_DATASET ENTRIES_.
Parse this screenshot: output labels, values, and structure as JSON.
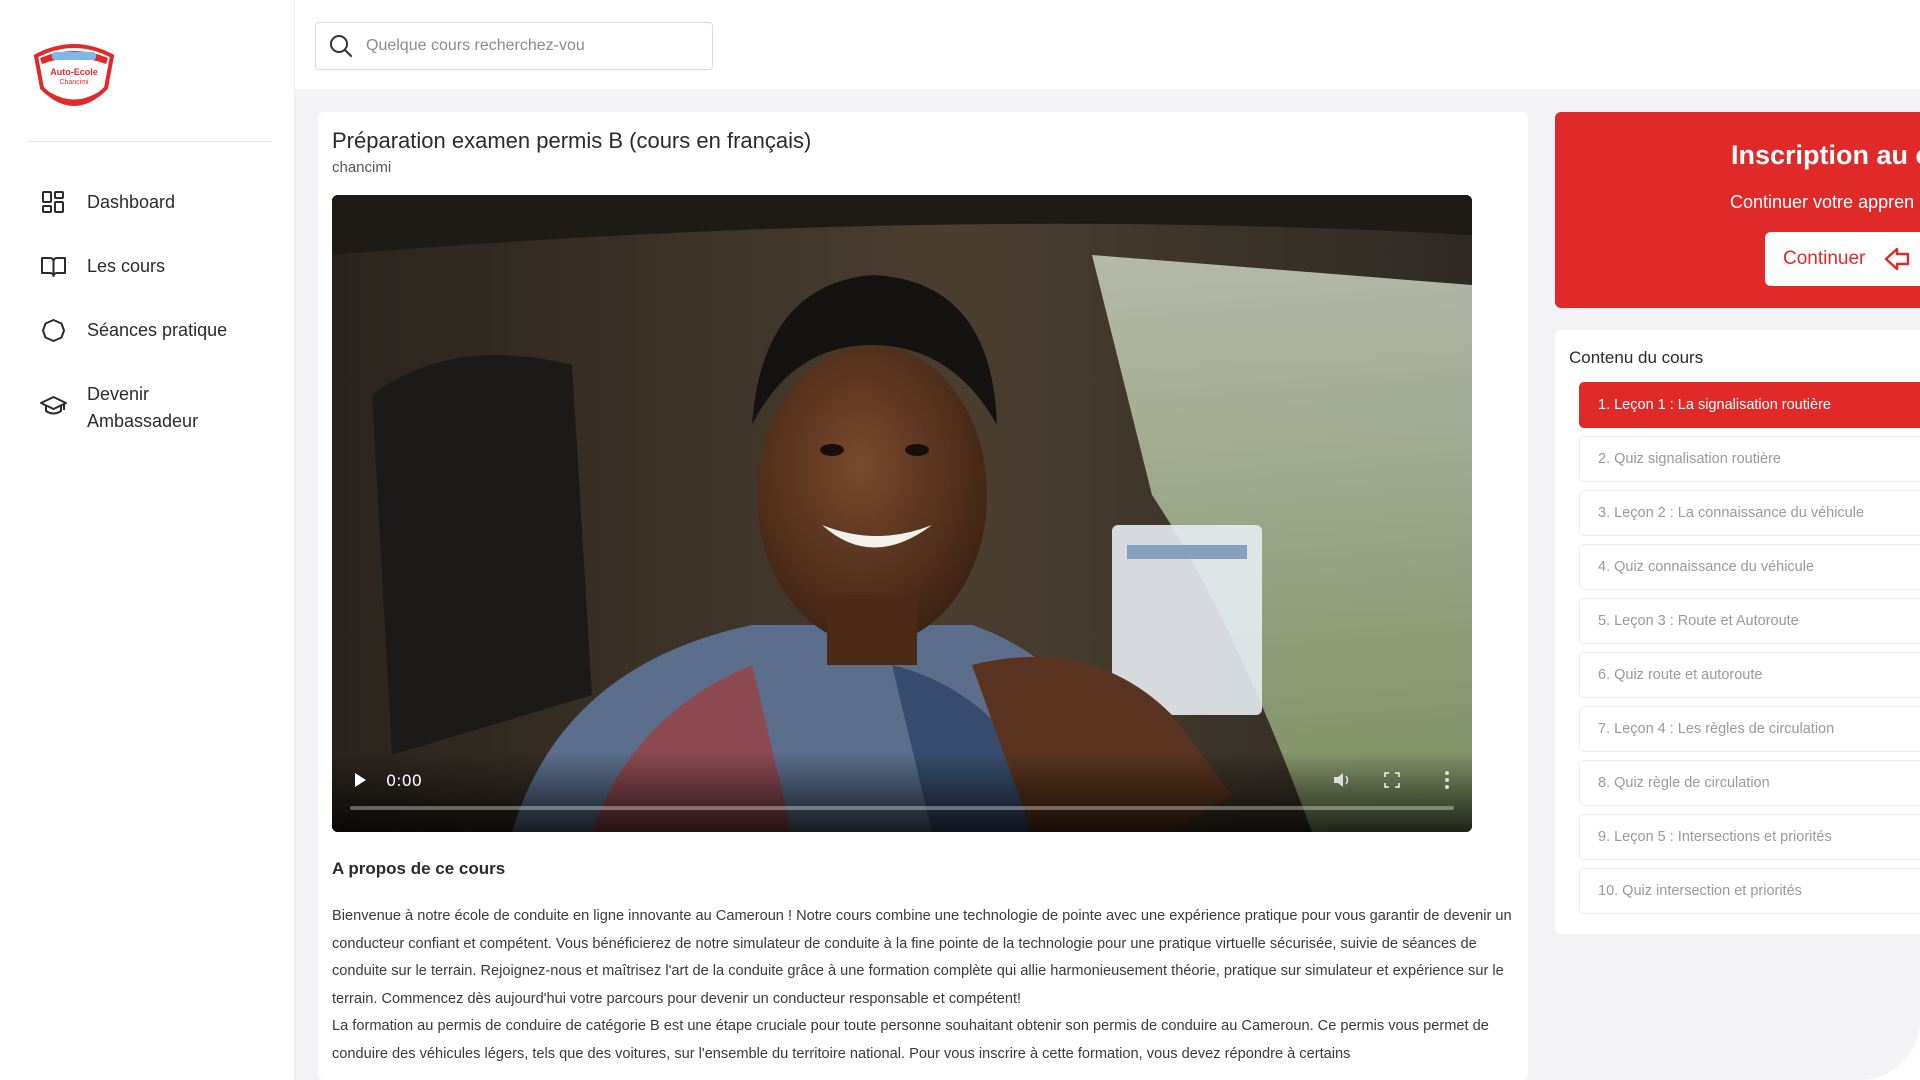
{
  "sidebar": {
    "logo_text": "Auto-Ecole Chancimi",
    "items": [
      {
        "label": "Dashboard",
        "icon": "dashboard-icon"
      },
      {
        "label": "Les cours",
        "icon": "book-icon"
      },
      {
        "label": "Séances pratique",
        "icon": "circle-icon"
      },
      {
        "label": "Devenir Ambassadeur",
        "icon": "graduation-cap-icon"
      }
    ]
  },
  "search": {
    "placeholder": "Quelque cours recherchez-vou"
  },
  "course": {
    "title": "Préparation examen permis B (cours en français)",
    "author": "chancimi",
    "video": {
      "time": "0:00",
      "progress": 0
    },
    "about_title": "A propos de ce cours",
    "about_paragraphs": [
      "Bienvenue à notre école de conduite en ligne innovante au Cameroun ! Notre cours combine une technologie de pointe avec une expérience pratique pour vous garantir de devenir un conducteur confiant et compétent. Vous bénéficierez de notre simulateur de conduite à la fine pointe de la technologie pour une pratique virtuelle sécurisée, suivie de séances de conduite sur le terrain. Rejoignez-nous et maîtrisez l'art de la conduite grâce à une formation complète qui allie harmonieusement théorie, pratique sur simulateur et expérience sur le terrain. Commencez dès aujourd'hui votre parcours pour devenir un conducteur responsable et compétent!",
      "La formation au permis de conduire de catégorie B est une étape cruciale pour toute personne souhaitant obtenir son permis de conduire au Cameroun. Ce permis vous permet de conduire des véhicules légers, tels que des voitures, sur l'ensemble du territoire national. Pour vous inscrire à cette formation, vous devez répondre à certains"
    ]
  },
  "enroll": {
    "title": "Inscription au c",
    "subtitle": "Continuer votre appren",
    "button_label": "Continuer"
  },
  "content": {
    "title": "Contenu du cours",
    "lessons": [
      {
        "label": "1. Leçon 1 : La signalisation routière",
        "active": true
      },
      {
        "label": "2. Quiz signalisation routière",
        "active": false
      },
      {
        "label": "3. Leçon 2 : La connaissance du véhicule",
        "active": false
      },
      {
        "label": "4. Quiz connaissance du véhicule",
        "active": false
      },
      {
        "label": "5. Leçon 3 : Route et Autoroute",
        "active": false
      },
      {
        "label": "6. Quiz route et autoroute",
        "active": false
      },
      {
        "label": "7. Leçon 4 : Les règles de circulation",
        "active": false
      },
      {
        "label": "8. Quiz règle de circulation",
        "active": false
      },
      {
        "label": "9. Leçon 5 : Intersections et priorités",
        "active": false
      },
      {
        "label": "10. Quiz intersection et priorités",
        "active": false
      }
    ]
  },
  "colors": {
    "accent": "#e02a2a",
    "background": "#f3f3f5"
  }
}
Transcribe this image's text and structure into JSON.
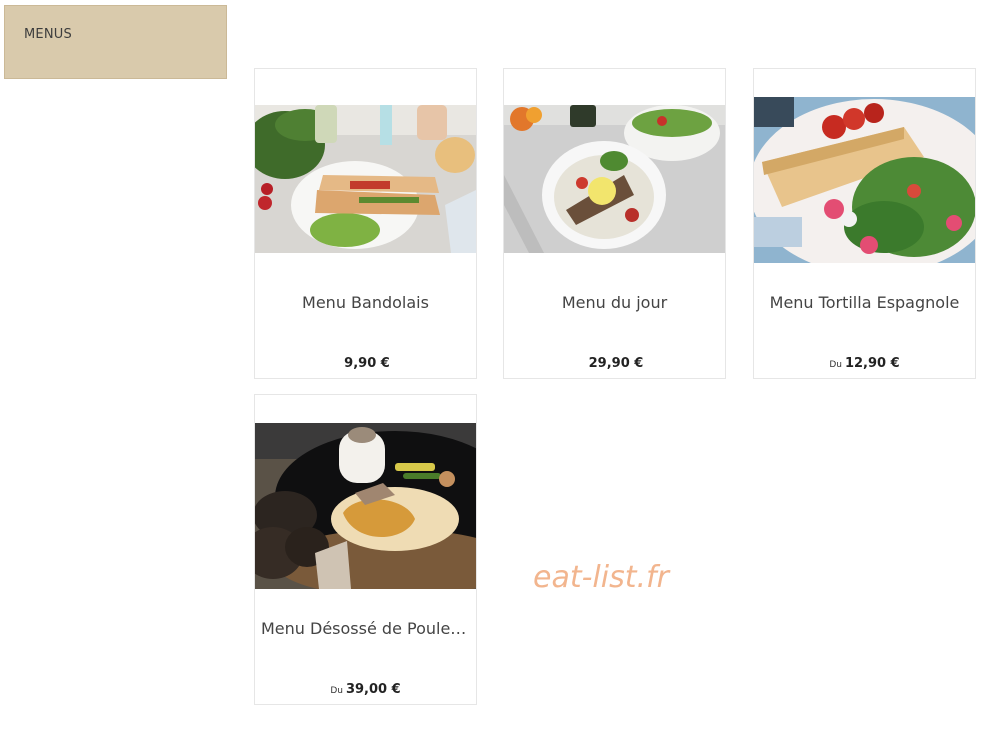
{
  "sidebar": {
    "title": "MENUS"
  },
  "products": [
    {
      "name": "Menu Bandolais",
      "price_prefix": "",
      "price": "9,90 €",
      "image": "sandwich-plate-image"
    },
    {
      "name": "Menu du jour",
      "price_prefix": "",
      "price": "29,90 €",
      "image": "fish-bowl-image"
    },
    {
      "name": "Menu Tortilla Espagnole",
      "price_prefix": "Du",
      "price": "12,90 €",
      "image": "tortilla-salad-image"
    },
    {
      "name": "Menu Désossé de Poulet...",
      "price_prefix": "Du",
      "price": "39,00 €",
      "image": "chicken-rice-image"
    }
  ],
  "watermark": "eat-list.fr",
  "colors": {
    "sidebar_bg": "#d9caac",
    "watermark": "#f2b58e",
    "card_border": "#e6e6e6"
  }
}
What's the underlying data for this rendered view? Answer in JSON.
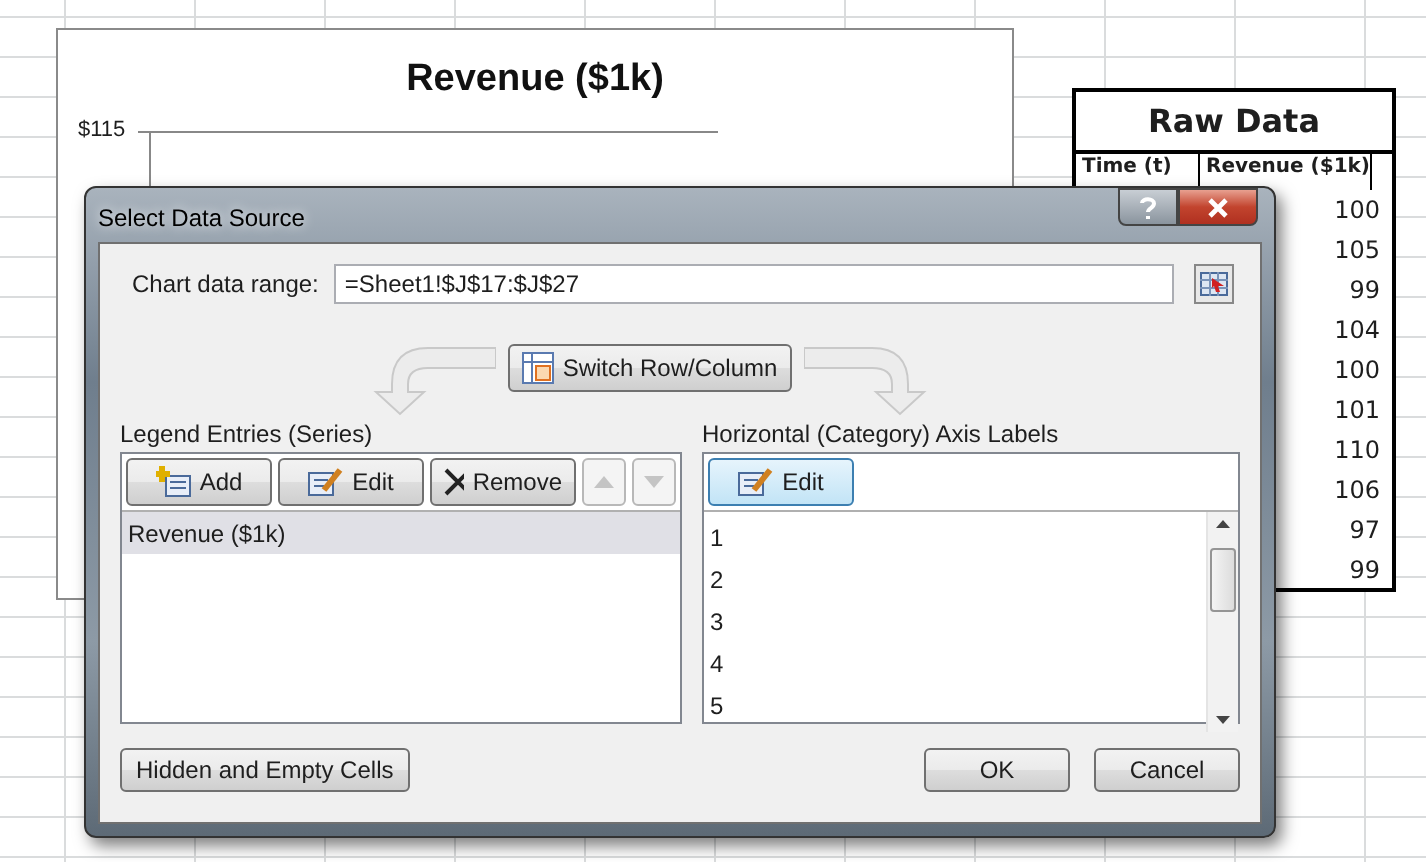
{
  "chart": {
    "title": "Revenue ($1k)",
    "axis_label": "$115"
  },
  "raw_data": {
    "title": "Raw Data",
    "columns": [
      "Time (t)",
      "Revenue ($1k)"
    ],
    "values": [
      "100",
      "105",
      "99",
      "104",
      "100",
      "101",
      "110",
      "106",
      "97",
      "99"
    ]
  },
  "dialog": {
    "title": "Select Data Source",
    "range_label": "Chart data range:",
    "range_value": "=Sheet1!$J$17:$J$27",
    "switch_button": "Switch Row/Column",
    "legend": {
      "label": "Legend Entries (Series)",
      "buttons": [
        {
          "kind": "add",
          "label": "Add",
          "disabled": false
        },
        {
          "kind": "edit",
          "label": "Edit",
          "disabled": false
        },
        {
          "kind": "remove",
          "label": "Remove",
          "disabled": false
        },
        {
          "kind": "up",
          "disabled": true
        },
        {
          "kind": "down",
          "disabled": true
        }
      ],
      "items": [
        {
          "label": "Revenue ($1k)",
          "selected": true
        }
      ]
    },
    "axis": {
      "label": "Horizontal (Category) Axis Labels",
      "edit_button": {
        "label": "Edit",
        "highlighted": true
      },
      "items": [
        "1",
        "2",
        "3",
        "4",
        "5"
      ]
    },
    "hidden_button": "Hidden and Empty Cells",
    "ok_button": "OK",
    "cancel_button": "Cancel"
  }
}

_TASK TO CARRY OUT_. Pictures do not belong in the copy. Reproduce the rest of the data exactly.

_ANSWER TO THIS EXERCISE_.
Parse this screenshot: output labels, values, and structure as JSON.
{
  "sidebar": {
    "logo_text": "Auto-Ecole Chancimi",
    "items": [
      {
        "label": "Dashboard",
        "icon": "dashboard-icon"
      },
      {
        "label": "Les cours",
        "icon": "book-icon"
      },
      {
        "label": "Séances pratique",
        "icon": "circle-icon"
      },
      {
        "label": "Devenir Ambassadeur",
        "icon": "graduation-cap-icon"
      }
    ]
  },
  "search": {
    "placeholder": "Quelque cours recherchez-vou"
  },
  "course": {
    "title": "Préparation examen permis B (cours en français)",
    "author": "chancimi",
    "video": {
      "time": "0:00",
      "progress": 0
    },
    "about_title": "A propos de ce cours",
    "about_paragraphs": [
      "Bienvenue à notre école de conduite en ligne innovante au Cameroun ! Notre cours combine une technologie de pointe avec une expérience pratique pour vous garantir de devenir un conducteur confiant et compétent. Vous bénéficierez de notre simulateur de conduite à la fine pointe de la technologie pour une pratique virtuelle sécurisée, suivie de séances de conduite sur le terrain. Rejoignez-nous et maîtrisez l'art de la conduite grâce à une formation complète qui allie harmonieusement théorie, pratique sur simulateur et expérience sur le terrain. Commencez dès aujourd'hui votre parcours pour devenir un conducteur responsable et compétent!",
      "La formation au permis de conduire de catégorie B est une étape cruciale pour toute personne souhaitant obtenir son permis de conduire au Cameroun. Ce permis vous permet de conduire des véhicules légers, tels que des voitures, sur l'ensemble du territoire national. Pour vous inscrire à cette formation, vous devez répondre à certains"
    ]
  },
  "enroll": {
    "title": "Inscription au c",
    "subtitle": "Continuer votre appren",
    "button_label": "Continuer"
  },
  "content": {
    "title": "Contenu du cours",
    "lessons": [
      {
        "label": "1. Leçon 1 : La signalisation routière",
        "active": true
      },
      {
        "label": "2. Quiz signalisation routière",
        "active": false
      },
      {
        "label": "3. Leçon 2 : La connaissance du véhicule",
        "active": false
      },
      {
        "label": "4. Quiz connaissance du véhicule",
        "active": false
      },
      {
        "label": "5. Leçon 3 : Route et Autoroute",
        "active": false
      },
      {
        "label": "6. Quiz route et autoroute",
        "active": false
      },
      {
        "label": "7. Leçon 4 : Les règles de circulation",
        "active": false
      },
      {
        "label": "8. Quiz règle de circulation",
        "active": false
      },
      {
        "label": "9. Leçon 5 : Intersections et priorités",
        "active": false
      },
      {
        "label": "10. Quiz intersection et priorités",
        "active": false
      }
    ]
  },
  "colors": {
    "accent": "#e02a2a",
    "background": "#f3f3f5"
  }
}
Transcribe this image's text and structure into JSON.
{
  "sidebar": {
    "title": "MENUS"
  },
  "products": [
    {
      "name": "Menu Bandolais",
      "price_prefix": "",
      "price": "9,90 €",
      "image": "sandwich-plate-image"
    },
    {
      "name": "Menu du jour",
      "price_prefix": "",
      "price": "29,90 €",
      "image": "fish-bowl-image"
    },
    {
      "name": "Menu Tortilla Espagnole",
      "price_prefix": "Du",
      "price": "12,90 €",
      "image": "tortilla-salad-image"
    },
    {
      "name": "Menu Désossé de Poulet...",
      "price_prefix": "Du",
      "price": "39,00 €",
      "image": "chicken-rice-image"
    }
  ],
  "watermark": "eat-list.fr",
  "colors": {
    "sidebar_bg": "#d9caac",
    "watermark": "#f2b58e",
    "card_border": "#e6e6e6"
  }
}
What's the underlying data for this rendered view? Answer in JSON.
{
  "chart": {
    "title": "Revenue ($1k)",
    "axis_label": "$115"
  },
  "raw_data": {
    "title": "Raw Data",
    "columns": [
      "Time (t)",
      "Revenue ($1k)"
    ],
    "values": [
      "100",
      "105",
      "99",
      "104",
      "100",
      "101",
      "110",
      "106",
      "97",
      "99"
    ]
  },
  "dialog": {
    "title": "Select Data Source",
    "range_label": "Chart data range:",
    "range_value": "=Sheet1!$J$17:$J$27",
    "switch_button": "Switch Row/Column",
    "legend": {
      "label": "Legend Entries (Series)",
      "buttons": [
        {
          "kind": "add",
          "label": "Add",
          "disabled": false
        },
        {
          "kind": "edit",
          "label": "Edit",
          "disabled": false
        },
        {
          "kind": "remove",
          "label": "Remove",
          "disabled": false
        },
        {
          "kind": "up",
          "disabled": true
        },
        {
          "kind": "down",
          "disabled": true
        }
      ],
      "items": [
        {
          "label": "Revenue ($1k)",
          "selected": true
        }
      ]
    },
    "axis": {
      "label": "Horizontal (Category) Axis Labels",
      "edit_button": {
        "label": "Edit",
        "highlighted": true
      },
      "items": [
        "1",
        "2",
        "3",
        "4",
        "5"
      ]
    },
    "hidden_button": "Hidden and Empty Cells",
    "ok_button": "OK",
    "cancel_button": "Cancel"
  }
}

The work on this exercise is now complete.